The software giant’s proposal now includes free licenses for European gamers wanting to use non-Microsoft systems
The EU has given Microsoft the green light to acquire Activision Blizzard for $69 billion, the European Commission announced on Monday, countering opposition to the deal from both UK and US regulators. The acquisition would put Microsoft in control of top-earning franchises like Call of Duty, World of Warcraft, Overwatch, Hearthstone, and the Candy Crush Saga.
The EC’s decision explained Microsoft had fully addressed the regulator’s concerns about anti-competitiveness found during its investigation of the proposed deal by offering to provide free ten year licenses to European gamers who wanted to stream Activision games on non-Microsoft cloud gaming services.
The investigation had originally determined the deal would have harmed competition in both the distribution of console and PC video games and the supply of PC operating systems. Specifically, if Microsoft made Activision’s games exclusive to its ‘Game Pass Ultimate’ cloud streaming service, gamers would have fewer reasons to use other services; while, if Microsoft hobbled the streaming of Activision games on non-Windows operating systems, gamers would move away from those.
The EC’s proposed remedy required that the company guarantee gamers’ right to stream all Activision games with any cloud game streaming platform, onto any device, using any operating system. EU competition commissioner Margrethe Vestager reasoned Microsoft’s proposal was close enough, arguing the move would bring Activision’s games to “many more devices and consumers than before thanks to cloud game streaming.”
While the European and UK regulators agreed the original deal was both unlikely to warp the wider market for console games and a significant hazard to competition within the niche market of cloud gaming, the two disagreed on whether Microsoft’s revisions sufficiently addressed that threat.
The UK’s Competition and Markets Authority, which blocked the transaction last month, slammed Microsoft’s concessions as another form of anti-competitive manipulation, suggesting they would “allow Microsoft to set the terms and conditions for this market for the next ten years.” The very act of making such promises would set an example that future competitors would have to follow, the CMA reasoned, especially because the cloud gaming market was new and changing rapidly.
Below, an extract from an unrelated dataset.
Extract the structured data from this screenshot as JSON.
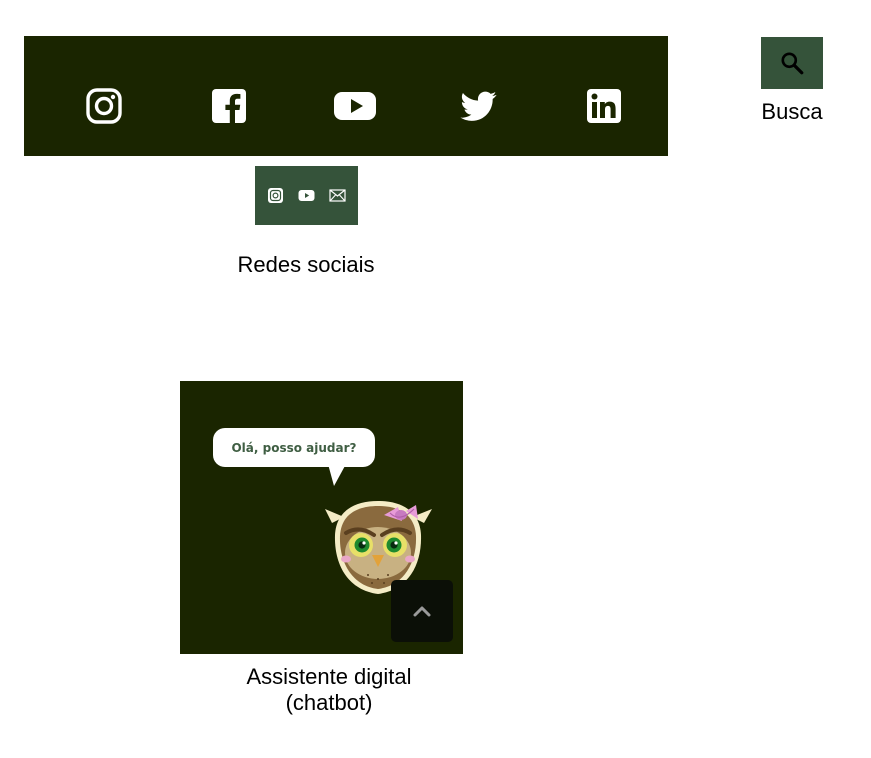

Microsoft has appealed the CMA’s decision. Meanwhile, in the US, the Federal Trade Commission is also suing to block the deal, and unless Microsoft can win over one of the two, it is unlikely to go forward despite winning the confidence of smaller regulators in Brazil, Japan, Chile, Saudi Arabia, and South Africa.